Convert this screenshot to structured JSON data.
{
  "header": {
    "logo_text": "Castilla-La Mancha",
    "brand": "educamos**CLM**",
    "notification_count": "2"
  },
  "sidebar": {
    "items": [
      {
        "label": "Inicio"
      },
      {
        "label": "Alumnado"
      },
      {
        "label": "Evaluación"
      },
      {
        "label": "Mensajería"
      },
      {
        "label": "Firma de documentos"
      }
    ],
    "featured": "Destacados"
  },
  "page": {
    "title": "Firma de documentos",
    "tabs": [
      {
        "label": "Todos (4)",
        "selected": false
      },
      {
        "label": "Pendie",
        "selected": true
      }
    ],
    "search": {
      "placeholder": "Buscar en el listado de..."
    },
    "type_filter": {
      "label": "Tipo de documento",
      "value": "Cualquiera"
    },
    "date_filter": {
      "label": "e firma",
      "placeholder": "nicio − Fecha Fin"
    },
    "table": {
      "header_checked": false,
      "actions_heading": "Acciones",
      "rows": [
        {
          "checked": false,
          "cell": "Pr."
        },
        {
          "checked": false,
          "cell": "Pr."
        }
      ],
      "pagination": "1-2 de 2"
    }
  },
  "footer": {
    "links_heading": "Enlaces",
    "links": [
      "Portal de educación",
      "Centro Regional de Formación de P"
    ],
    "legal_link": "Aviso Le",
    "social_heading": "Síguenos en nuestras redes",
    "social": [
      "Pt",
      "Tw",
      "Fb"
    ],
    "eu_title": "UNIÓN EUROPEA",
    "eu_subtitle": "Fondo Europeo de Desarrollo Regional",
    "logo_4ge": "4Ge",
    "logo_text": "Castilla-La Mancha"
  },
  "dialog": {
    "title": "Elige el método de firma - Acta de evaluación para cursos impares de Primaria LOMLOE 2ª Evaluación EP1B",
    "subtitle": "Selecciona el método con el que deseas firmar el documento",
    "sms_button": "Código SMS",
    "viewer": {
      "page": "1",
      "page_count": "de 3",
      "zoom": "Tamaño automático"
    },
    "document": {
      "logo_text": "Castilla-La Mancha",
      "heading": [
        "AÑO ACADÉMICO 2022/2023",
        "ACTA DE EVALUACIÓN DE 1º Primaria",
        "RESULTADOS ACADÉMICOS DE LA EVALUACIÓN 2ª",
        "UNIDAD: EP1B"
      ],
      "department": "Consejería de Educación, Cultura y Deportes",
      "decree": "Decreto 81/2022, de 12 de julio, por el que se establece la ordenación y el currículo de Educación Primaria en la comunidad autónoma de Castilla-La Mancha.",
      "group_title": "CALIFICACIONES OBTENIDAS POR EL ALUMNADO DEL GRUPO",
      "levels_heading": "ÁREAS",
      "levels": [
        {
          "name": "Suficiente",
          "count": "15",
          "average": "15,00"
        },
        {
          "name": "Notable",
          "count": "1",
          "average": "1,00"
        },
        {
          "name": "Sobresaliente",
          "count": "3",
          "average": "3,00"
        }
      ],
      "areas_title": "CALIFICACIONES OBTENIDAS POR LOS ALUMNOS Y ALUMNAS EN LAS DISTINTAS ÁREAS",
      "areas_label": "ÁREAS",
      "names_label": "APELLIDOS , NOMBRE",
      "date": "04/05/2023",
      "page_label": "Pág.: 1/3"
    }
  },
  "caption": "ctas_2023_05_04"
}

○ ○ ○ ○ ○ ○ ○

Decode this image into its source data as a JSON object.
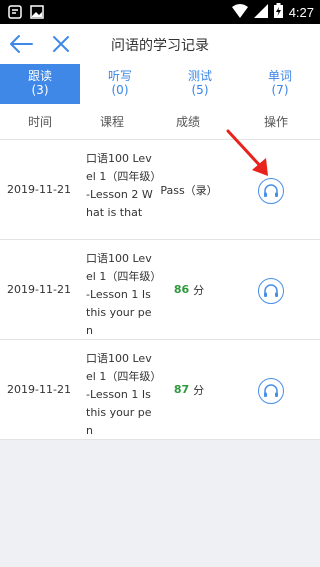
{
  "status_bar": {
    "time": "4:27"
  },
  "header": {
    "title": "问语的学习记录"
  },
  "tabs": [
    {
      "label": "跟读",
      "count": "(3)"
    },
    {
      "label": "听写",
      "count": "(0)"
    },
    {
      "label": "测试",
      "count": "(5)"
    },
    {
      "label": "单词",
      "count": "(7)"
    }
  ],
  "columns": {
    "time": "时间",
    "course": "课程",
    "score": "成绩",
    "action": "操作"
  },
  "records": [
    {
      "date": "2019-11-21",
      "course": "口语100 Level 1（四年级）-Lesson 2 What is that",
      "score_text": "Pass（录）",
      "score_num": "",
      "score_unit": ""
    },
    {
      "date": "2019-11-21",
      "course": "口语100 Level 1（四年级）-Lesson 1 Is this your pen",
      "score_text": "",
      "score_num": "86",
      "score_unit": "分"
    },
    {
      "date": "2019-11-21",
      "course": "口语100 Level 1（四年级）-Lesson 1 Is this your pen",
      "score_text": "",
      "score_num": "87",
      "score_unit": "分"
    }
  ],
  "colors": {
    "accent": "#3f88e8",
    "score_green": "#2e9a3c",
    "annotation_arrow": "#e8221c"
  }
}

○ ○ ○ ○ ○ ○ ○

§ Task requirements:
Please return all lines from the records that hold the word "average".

§ Task answer:
          "average": "15,00"
          "average": "1,00"
          "average": "3,00"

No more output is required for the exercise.